I occasionally appreciate a witty vanity license plate, but I’d never have one of my own. (This was Photoshopped, people.) I’ve had too many cars of mine vandalized to make it any more readily identifiable. And there are rules about them — nothing obscene or patently offensive, for one.
Now, in Vermont, we have a guy who’s kinda proud of his religious faith. In fact, he wants to proclaim his faith to the world, and spread the word of his faith to all who see his car. So he applied to have “JN36TN” as his license plate, referring to the Biblical passage John 3:16.
I gotta admit, as someone who doesn’t ascribe to any religious faith, I’m getting a little tired of the John 3:16. I’m a confirmed born-again agnostic, and I know the exact text of that quote. It’s been seared — seared — into my subconscious by the zealots who tout it at every and any opportunity. It didn’t convert me the first time I encountered it, the hundredth, or the thousandth, and I don’t think it ever will.
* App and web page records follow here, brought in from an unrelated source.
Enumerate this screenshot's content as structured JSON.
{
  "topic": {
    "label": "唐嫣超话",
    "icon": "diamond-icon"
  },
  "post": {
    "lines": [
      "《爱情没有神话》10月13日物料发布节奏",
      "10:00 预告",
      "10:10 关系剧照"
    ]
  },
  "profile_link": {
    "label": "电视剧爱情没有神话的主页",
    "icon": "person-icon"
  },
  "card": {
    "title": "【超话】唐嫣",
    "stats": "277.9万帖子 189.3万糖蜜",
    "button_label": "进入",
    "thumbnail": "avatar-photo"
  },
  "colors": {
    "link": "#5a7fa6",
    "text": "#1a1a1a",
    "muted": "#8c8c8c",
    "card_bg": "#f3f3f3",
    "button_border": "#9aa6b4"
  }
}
It’s gotten to the point where “John 3:16” has passed right through cliche’ stage to cultural icon (remember “Austin 3:16,” anyone?) to annoyance.
But I’ve been re-reading my Constitution, I don’t recall any passages that specify “freedom from annoyance.”
Yeah, this guy’s a bit of a zealot. And if I never see a reference to “John 3:16” in my life again, I’d be content. But the whole point of the state selling vanity plates to citizens (at a significant premium) is to let them express themselves, to put out what they consider a valuable message to other people. And if this guy over in Vermont is willing to pony up the bucks to get “JN36TN” on his car, shut up, take his money, and give him his plate.
And the more it pisses off the ACLU, the better.